With the British and Irish Lions tour of Australia now underway, the spotlight shifts to rugby in the wake of the British football season.
What impact though, will the tour have on the head and brain injury concerns coming out of America at the moment? With rugby closer to American football than any other British sport, and with the average rate of injury around three times higher than in British football, is it rugby’s duty to help make the sport safer?
Currently, American football is mired in controversy concerning head and brain injuries, particularly concussions and the threat of CTE. However, such injuries aren’t exclusive to American football, and with the British and Irish Lions set to play Australia in the coming weeks, the focus shifts to rugby on an international scale.
The nature of the sports means there are some differences with regards to the levels of impact. The stop-start nature of American football breeds a high-velocity, singular impact, ‘big-hit’ mentality, whereas rugby as a more continuous, fluid sport incorporates a lesser individual intensity on a hit-by-hit basis, but greater endurance over time. Moreover, the higher proportion of padding and helmets in American football perversely increases the likelihood of major injury, much as in the same way that there have been more deaths in boxing since the introduction of gloves. The RFU did consider making headgear mandatory, but a 2009 Australian study concluded that padded headgear may make injuries worse and happen more frequently.

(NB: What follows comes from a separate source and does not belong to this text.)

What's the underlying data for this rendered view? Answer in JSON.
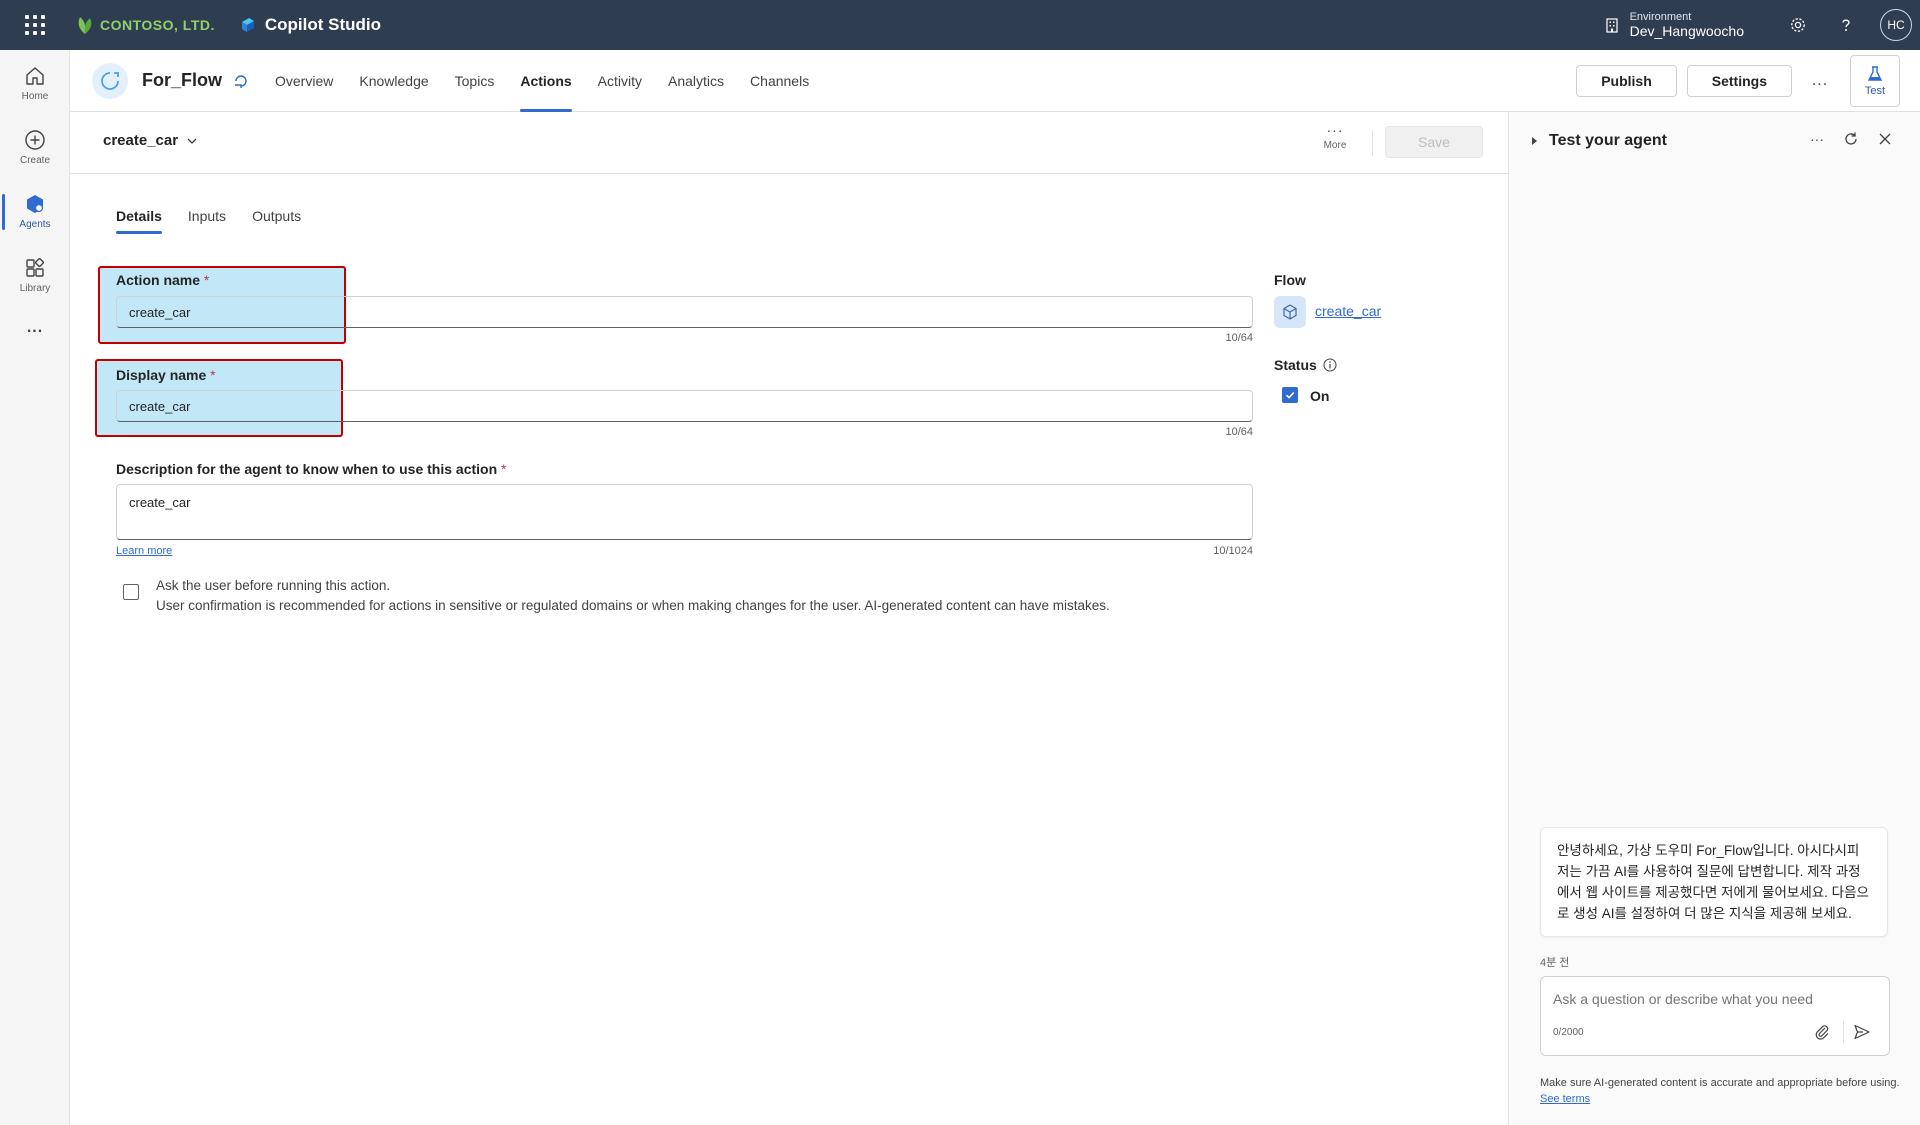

Concussions are classed as only the fourth most common injury in the sport, though research is currently lacking in the field, and this figure does not account for non-reporting. Additionally, the perception of rugby players as ‘warriors’ does not lend itself well to assessing head injuries, as players are less likely to leave the field of play if they believe they can just ‘snap out of it.’
In 2007 former New Zealand All Black Stephen Devine was forced to retire due to repeated concussions sustained over the course of his career. He claims his head injuries were affecting his personal life to the extent that he had to quit the sport to enjoy the other aspects of his life. You can see more on his struggle in the video below. Head injury claims such as these are on the increase as players become more aware of the dangers associated with them, as was the case with Bernard Jackman and John Fogarty in more recent times.
It will be interesting to see how the debate develops on a wider scale, and the impact it will have on all sports, particularly rugby. More research is required to be done into the effects of concussions and head injuries in relation to rugby, but awareness is growing, if slowly. Here at Blackwater Law we’re following all the developments closely so we can assess how best to deal with all our head injury claims. We deal with people from all walks of life, and the devastating impact that head and brain injuries can have means that we’re always looking to stay updated on changes in the field.
Everyone here at Blackwater Law would like to wish the Lions the very best success on their tour of Australia.